If it’s a fledgling, leave it alone.
The bird is too big for the nest, but it hasn’t mastered flight yet—and chances are good that at least one parent bird has an eye on this little one. The baby bird needs time to flap its wings, gain strength, and figure out the mechanics of flight. Adult birds will watch out for it, bring it food, call out to it, listen for its response, and keep it protected. There’s no need for you to get involved.
If it’s featherless and too young to fly, it may need help.
Chances are a gust of wind dislodged the nestling, or a predator may have attacked the nest and knocked the bird to the ground. If you can see and reach the nest, pick up the baby bird and place it back in there. If you can’t see a nest nearby or if the nest is out of reach, leave the bird where it is; its parent may return for it.

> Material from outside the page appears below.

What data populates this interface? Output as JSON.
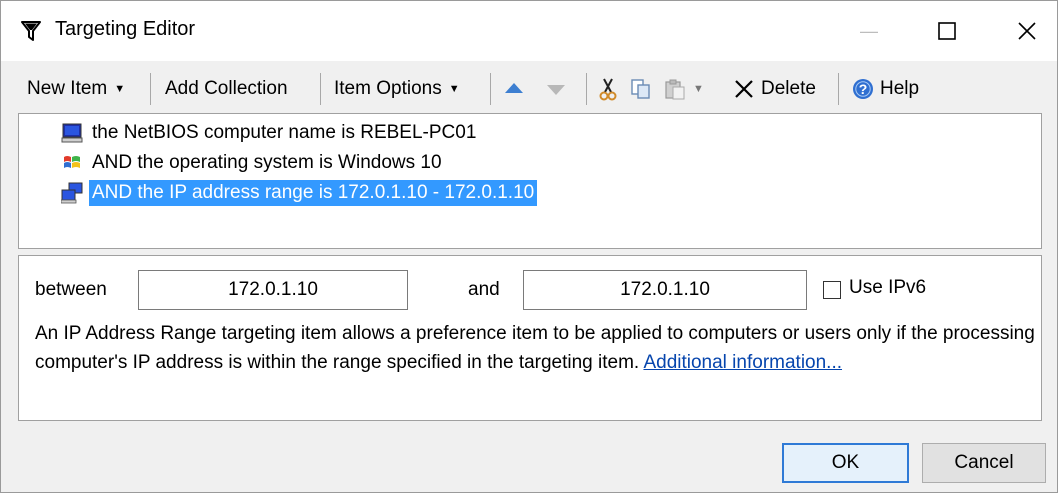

The fact is that many birds lose a nestling or an entire brood during breeding season. This is just the way nature is, and it can be hard for kind birders to accept.
Some birds may benefit from the care of a licensed wildlife rehabilitator, a professional who is trained to work with infant birds and animals. A rehabilitator may be able to tell you in advance if he or she can help, or if you should leave the baby bird where you found it. Remember that these folks are volunteers, and that they may not have the capacity to take every injured or orphaned bird or respond to every phone call, especially during the busy breeding season.